“So God created humankind in his image, in the image of God he created them; male and female he created them.”
Genesis 1:27 (NRSV)
Ironically, it had already been put on my heart to blog about Imago Dei before I heard about the formation of a new coalition announced today by the same name. The coalition, formed by Evangelicals including Focus on the Family’s Jim Daly, Liberty Law School Dean Mat Staver and Life Today’s James Robison, was formed, according to a story in the Washington Post, “to encourage people to treat each other with respect.”
We really need a religious coalition to tell us this? To tell us we should treat one another with respect? Call me skeptical, but I am afraid it is just a ploy to put a nicer, friendly face on the same negative message about “the other” in order to keep bringing in funds.
It is at the beginning of the Bible, first book, first chapter, that God created humans in God’s own image – Imago Dei. This is easy to remember when we look at most babies, those we love, those we admire, and whatever is passing as society’s current standard for beauty. This becomes more difficult when considering those we dislike, despise, do not meet society’s standard for beauty, and those who commit heinous crimes.
Yet, much as Matthew 22:39 does not say, “Love your neighbor as yourself, except the ones who are too loud, don’t worship me, or are gay,” there are no qualifiers on Imago Dei. We are all made in the image of the holy.
I am reminded of Imago Dei when I read comments to news stories about crime. Invariably there are comments calling for any number of equally heinous (or worse) things to be done the accused. While part of me understands this, part of me shudders each time I view these reactions. Never mind our country’s principle of “innocent until proven guilty.” Where is Imago Dei in this bloodthirstiness?
It is easy to separate ourselves into “us” and “the others” in many ways.
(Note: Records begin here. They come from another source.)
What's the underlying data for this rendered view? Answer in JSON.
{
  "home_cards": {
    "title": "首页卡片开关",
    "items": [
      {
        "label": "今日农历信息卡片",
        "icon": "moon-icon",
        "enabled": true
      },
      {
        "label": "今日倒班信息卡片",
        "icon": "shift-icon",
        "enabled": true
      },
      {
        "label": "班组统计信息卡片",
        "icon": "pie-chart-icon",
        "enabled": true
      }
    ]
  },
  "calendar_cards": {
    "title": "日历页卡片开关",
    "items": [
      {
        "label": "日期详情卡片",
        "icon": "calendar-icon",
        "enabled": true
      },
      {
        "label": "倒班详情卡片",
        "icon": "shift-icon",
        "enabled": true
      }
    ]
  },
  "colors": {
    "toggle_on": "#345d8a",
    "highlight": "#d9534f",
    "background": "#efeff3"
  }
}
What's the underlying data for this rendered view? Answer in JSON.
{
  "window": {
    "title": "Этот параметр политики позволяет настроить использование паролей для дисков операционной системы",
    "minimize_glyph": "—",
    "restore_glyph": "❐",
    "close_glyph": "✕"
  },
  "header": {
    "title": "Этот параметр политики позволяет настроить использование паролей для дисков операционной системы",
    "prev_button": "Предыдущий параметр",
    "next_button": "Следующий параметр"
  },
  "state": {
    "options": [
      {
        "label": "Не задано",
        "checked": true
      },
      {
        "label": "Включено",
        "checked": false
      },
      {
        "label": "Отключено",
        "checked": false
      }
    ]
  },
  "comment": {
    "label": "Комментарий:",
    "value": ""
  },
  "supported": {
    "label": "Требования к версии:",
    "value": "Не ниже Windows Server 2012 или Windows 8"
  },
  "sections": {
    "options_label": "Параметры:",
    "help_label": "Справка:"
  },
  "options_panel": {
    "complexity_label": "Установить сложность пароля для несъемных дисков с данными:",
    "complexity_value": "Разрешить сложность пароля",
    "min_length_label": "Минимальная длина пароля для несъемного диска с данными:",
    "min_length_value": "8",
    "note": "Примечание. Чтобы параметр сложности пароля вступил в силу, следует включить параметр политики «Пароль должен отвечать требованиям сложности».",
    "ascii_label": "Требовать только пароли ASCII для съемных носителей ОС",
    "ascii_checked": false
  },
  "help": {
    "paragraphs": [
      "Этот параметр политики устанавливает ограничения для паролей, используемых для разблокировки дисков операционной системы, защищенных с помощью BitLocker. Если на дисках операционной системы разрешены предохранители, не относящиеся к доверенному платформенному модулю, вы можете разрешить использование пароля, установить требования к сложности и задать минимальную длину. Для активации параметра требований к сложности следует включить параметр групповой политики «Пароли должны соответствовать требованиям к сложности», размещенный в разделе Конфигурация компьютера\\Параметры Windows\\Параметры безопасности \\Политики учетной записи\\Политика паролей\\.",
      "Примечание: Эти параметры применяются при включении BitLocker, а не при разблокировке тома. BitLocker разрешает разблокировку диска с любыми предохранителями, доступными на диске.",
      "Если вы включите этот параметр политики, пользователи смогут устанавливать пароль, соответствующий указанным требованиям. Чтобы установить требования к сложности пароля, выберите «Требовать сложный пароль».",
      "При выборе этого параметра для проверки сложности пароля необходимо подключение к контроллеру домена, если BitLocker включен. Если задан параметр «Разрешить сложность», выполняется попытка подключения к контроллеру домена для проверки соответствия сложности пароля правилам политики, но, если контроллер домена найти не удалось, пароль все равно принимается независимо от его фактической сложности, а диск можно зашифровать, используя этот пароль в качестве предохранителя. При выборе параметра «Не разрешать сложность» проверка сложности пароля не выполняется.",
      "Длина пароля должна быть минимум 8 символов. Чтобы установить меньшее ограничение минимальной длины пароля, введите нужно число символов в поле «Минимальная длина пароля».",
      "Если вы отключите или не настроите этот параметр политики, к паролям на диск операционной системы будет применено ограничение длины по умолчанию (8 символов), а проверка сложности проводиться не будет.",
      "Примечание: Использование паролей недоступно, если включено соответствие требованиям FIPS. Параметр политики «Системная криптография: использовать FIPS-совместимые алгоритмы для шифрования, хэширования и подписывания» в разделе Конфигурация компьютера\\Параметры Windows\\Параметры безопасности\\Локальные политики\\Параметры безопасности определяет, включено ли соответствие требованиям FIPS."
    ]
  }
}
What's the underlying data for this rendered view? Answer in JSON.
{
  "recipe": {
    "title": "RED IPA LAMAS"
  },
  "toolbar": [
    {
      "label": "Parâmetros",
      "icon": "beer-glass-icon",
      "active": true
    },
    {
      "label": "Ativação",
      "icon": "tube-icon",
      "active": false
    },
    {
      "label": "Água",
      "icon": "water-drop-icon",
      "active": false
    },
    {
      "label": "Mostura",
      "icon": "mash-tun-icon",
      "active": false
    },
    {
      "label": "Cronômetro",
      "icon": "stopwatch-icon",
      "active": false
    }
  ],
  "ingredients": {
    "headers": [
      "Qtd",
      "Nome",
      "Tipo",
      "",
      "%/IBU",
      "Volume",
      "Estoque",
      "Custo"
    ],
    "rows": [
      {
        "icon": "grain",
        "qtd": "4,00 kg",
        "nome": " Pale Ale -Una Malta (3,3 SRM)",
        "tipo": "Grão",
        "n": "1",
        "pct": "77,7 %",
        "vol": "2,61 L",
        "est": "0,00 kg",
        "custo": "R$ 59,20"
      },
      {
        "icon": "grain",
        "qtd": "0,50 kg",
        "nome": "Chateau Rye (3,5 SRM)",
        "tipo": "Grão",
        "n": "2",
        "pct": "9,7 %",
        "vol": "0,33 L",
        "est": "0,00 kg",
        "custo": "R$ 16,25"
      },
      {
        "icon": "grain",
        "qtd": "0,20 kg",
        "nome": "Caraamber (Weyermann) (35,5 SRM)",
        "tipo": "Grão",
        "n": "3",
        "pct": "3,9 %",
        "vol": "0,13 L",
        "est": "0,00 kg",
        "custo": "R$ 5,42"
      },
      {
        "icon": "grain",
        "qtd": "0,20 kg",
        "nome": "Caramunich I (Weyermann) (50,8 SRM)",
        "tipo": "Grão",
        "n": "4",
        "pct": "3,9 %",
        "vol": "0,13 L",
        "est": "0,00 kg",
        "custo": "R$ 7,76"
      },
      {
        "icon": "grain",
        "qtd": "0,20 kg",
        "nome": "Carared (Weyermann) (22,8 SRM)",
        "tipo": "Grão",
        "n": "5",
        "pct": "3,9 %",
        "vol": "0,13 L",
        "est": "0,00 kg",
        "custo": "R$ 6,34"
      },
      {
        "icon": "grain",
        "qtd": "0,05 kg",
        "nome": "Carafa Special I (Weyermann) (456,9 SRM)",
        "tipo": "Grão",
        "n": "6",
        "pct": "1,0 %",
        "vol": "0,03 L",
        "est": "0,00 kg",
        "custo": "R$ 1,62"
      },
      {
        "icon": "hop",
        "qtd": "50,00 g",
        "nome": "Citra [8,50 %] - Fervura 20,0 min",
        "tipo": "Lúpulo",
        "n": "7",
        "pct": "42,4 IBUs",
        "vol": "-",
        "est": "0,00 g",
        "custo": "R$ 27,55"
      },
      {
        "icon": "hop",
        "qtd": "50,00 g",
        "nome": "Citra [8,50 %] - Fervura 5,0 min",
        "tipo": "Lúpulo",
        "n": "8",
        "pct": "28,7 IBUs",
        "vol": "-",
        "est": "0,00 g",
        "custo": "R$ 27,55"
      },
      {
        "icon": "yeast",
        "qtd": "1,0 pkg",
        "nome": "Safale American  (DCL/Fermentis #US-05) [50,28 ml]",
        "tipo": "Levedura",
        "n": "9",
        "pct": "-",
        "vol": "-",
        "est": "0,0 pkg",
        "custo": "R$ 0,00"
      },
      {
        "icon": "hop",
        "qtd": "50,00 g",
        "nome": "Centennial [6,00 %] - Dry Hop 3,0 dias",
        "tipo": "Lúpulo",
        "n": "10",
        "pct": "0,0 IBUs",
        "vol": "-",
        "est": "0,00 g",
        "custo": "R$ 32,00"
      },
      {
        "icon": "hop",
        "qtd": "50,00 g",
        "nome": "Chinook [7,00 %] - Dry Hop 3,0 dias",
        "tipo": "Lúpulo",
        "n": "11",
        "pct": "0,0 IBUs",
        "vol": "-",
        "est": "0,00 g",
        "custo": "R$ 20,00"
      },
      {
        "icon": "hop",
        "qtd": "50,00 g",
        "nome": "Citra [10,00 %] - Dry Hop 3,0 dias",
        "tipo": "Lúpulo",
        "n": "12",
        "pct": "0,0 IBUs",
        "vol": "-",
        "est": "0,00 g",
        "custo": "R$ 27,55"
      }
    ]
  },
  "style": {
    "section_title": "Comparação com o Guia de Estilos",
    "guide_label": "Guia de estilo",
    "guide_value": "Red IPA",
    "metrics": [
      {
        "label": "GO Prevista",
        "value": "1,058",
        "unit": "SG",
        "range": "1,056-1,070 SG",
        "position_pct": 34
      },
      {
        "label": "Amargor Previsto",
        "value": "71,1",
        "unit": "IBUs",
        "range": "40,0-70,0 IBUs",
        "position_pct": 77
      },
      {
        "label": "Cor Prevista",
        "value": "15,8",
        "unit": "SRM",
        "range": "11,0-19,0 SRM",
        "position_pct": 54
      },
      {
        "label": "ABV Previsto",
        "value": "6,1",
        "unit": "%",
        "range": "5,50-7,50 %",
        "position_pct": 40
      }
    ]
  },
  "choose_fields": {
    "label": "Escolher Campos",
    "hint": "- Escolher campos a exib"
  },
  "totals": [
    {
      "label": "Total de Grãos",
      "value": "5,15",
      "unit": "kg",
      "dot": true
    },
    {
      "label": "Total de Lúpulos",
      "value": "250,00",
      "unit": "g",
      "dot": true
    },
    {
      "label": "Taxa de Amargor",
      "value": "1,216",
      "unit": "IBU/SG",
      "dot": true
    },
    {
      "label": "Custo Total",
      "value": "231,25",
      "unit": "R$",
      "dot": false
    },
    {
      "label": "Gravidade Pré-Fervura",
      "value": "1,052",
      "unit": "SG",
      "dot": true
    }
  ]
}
One way people do this is with those who have committed a crime. Most of us have; most of us have just never been caught. I had a seminary professor who used to start many classes by asking how we enjoyed our sinning on the way to class. His premise was that many of us probably exceeded the speed limit at some point on the way there.
Of course I am not equating speeding with murdering 23 people or child molestation, nor have I read anyone demanding a speeder be “fried” or castrated. All I am asking is that next time you are quick to judge, condemn or sentence, you consider Imago Dei. It does not mean we are not responsible for our actions or should not escape punishment. It does mean that in the eyes of the holy, we all look like the same, shorn of our material adornments.